Comment

The first issue is that the Japanese economy is doing extremely badly. It already had problems and the PMI business survey suggested a GDP decline of the order of 10%. With its “face” culture that is likely to be an underestimate. In response there has been this.

The Japanese government has outlined details of its plan to hand out 100,000 yen, or more than 900 dollars, in cash to all residents as part of its economic response to the coronavirus outbreak.

The cash handouts will go to every person listed on Japan’s Basic Resident Register, regardless of nationality. ( NHK)

They tried something like this back in the 90s and I remember calculating it as £142 as compared to £752 this time. As to adjusting for inflation well in the Lost Decade era Japan has seen so little of that.

So we see that the Bank of Japan is underwriting the spending plans of the Japanese government which of course is the same Japanese government which underwrites the bond buying of the Bank of Japan! It seems set to make sure that the Japanese government can borrow for free in terms of yield as I note this.

In case of a rapid increase in the yields, the Bank will purchase JGBs promptly and appropriately.

In fact just like a parent speaking to a child you can indulge in the JGB market but only if you play nicely.

While doing so, the yields may move upward and downward to some extent mainly depending on developments in economic activity and prices.

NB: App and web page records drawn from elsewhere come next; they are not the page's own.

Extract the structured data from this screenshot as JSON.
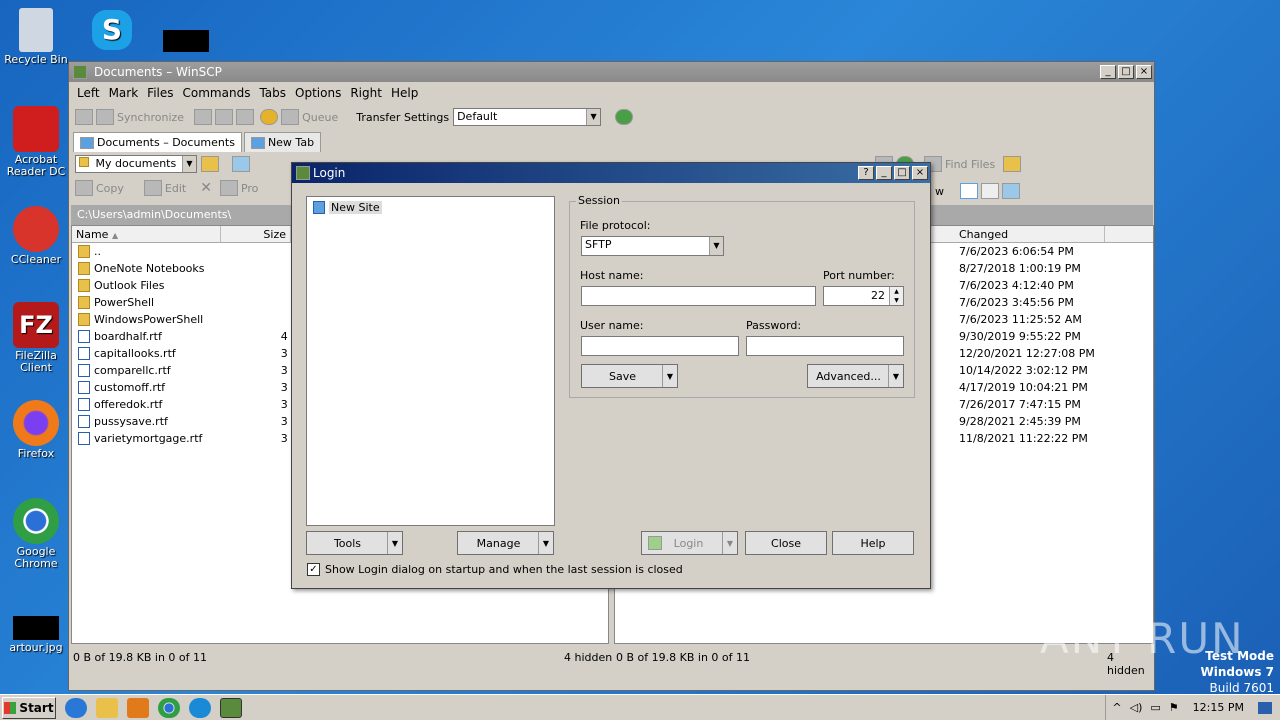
{
  "desktop": {
    "icons": [
      {
        "label": "Recycle Bin",
        "color": "#cfd8e2"
      },
      {
        "label": "Acrobat Reader DC",
        "color": "#d01d1d"
      },
      {
        "label": "CCleaner",
        "color": "#d9342b"
      },
      {
        "label": "FileZilla Client",
        "color": "#b41a1a"
      },
      {
        "label": "Firefox",
        "color": "#f07a1a"
      },
      {
        "label": "Google Chrome",
        "color": "#2f9e44"
      },
      {
        "label": "artour.jpg",
        "color": "#000000"
      }
    ],
    "skype_color": "#1da1e6"
  },
  "window": {
    "title": "Documents – WinSCP",
    "menu": [
      "Left",
      "Mark",
      "Files",
      "Commands",
      "Tabs",
      "Options",
      "Right",
      "Help"
    ],
    "toolbar": {
      "synchronize": "Synchronize",
      "queue": "Queue",
      "transfer_settings": "Transfer Settings",
      "transfer_value": "Default"
    },
    "tabs": [
      "Documents – Documents",
      "New Tab"
    ],
    "left_location": "My documents",
    "left_actions": {
      "copy": "Copy",
      "edit": "Edit",
      "props": "Pro"
    },
    "right_actions": {
      "find": "Find Files",
      "new": "w"
    },
    "left_path": "C:\\Users\\admin\\Documents\\",
    "left_cols": {
      "name": "Name",
      "size": "Size"
    },
    "right_cols": {
      "changed": "Changed"
    },
    "files": [
      {
        "name": "..",
        "size": "",
        "type": "up",
        "changed": "7/6/2023 6:06:54 PM"
      },
      {
        "name": "OneNote Notebooks",
        "size": "",
        "type": "folder",
        "changed": "8/27/2018 1:00:19 PM"
      },
      {
        "name": "Outlook Files",
        "size": "",
        "type": "folder",
        "changed": "7/6/2023 4:12:40 PM"
      },
      {
        "name": "PowerShell",
        "size": "",
        "type": "folder",
        "changed": "7/6/2023 3:45:56 PM"
      },
      {
        "name": "WindowsPowerShell",
        "size": "",
        "type": "folder",
        "changed": "7/6/2023 11:25:52 AM"
      },
      {
        "name": "boardhalf.rtf",
        "size": "4 KB",
        "type": "doc",
        "changed": "9/30/2019 9:55:22 PM"
      },
      {
        "name": "capitallooks.rtf",
        "size": "3 KB",
        "type": "doc",
        "changed": "12/20/2021 12:27:08 PM"
      },
      {
        "name": "comparellc.rtf",
        "size": "3 KB",
        "type": "doc",
        "changed": "10/14/2022 3:02:12 PM"
      },
      {
        "name": "customoff.rtf",
        "size": "3 KB",
        "type": "doc",
        "changed": "4/17/2019 10:04:21 PM"
      },
      {
        "name": "offeredok.rtf",
        "size": "3 KB",
        "type": "doc",
        "changed": "7/26/2017 7:47:15 PM"
      },
      {
        "name": "pussysave.rtf",
        "size": "3 KB",
        "type": "doc",
        "changed": "9/28/2021 2:45:39 PM"
      },
      {
        "name": "varietymortgage.rtf",
        "size": "3 KB",
        "type": "doc",
        "changed": "11/8/2021 11:22:22 PM"
      }
    ],
    "status_left": "0 B of 19.8 KB in 0 of 11",
    "hidden_left": "4 hidden",
    "status_right": "0 B of 19.8 KB in 0 of 11",
    "hidden_right": "4 hidden"
  },
  "login": {
    "title": "Login",
    "site": "New Site",
    "session_label": "Session",
    "protocol_label": "File protocol:",
    "protocol_value": "SFTP",
    "host_label": "Host name:",
    "host_value": "",
    "port_label": "Port number:",
    "port_value": "22",
    "user_label": "User name:",
    "user_value": "",
    "pass_label": "Password:",
    "save": "Save",
    "advanced": "Advanced...",
    "tools": "Tools",
    "manage": "Manage",
    "login": "Login",
    "close": "Close",
    "help": "Help",
    "show_dialog": "Show Login dialog on startup and when the last session is closed",
    "show_dialog_checked": true
  },
  "taskbar": {
    "start": "Start",
    "clock": "12:15 PM"
  },
  "watermark": "ANY RUN",
  "testmode": [
    "Test Mode",
    "Windows 7",
    "Build 7601"
  ]
}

You will find many cheering “Yield Curve Control” although more than a few of those will be hoping that there claims that the Bank of Japan will need to intervene less have been forgotten. Actually there have been phases where it has kept yields up rather than down.

In the future will the Bank of Japan own everything?

The Express

I have done some interviews for it recently and here is one on the benefits of lower oil prices

https://www.express.co.uk/finance/city/1272278/coronavirus-news-oil-prices-negative-inflation-uk-wages-spt

Podcast on central bank equity purchases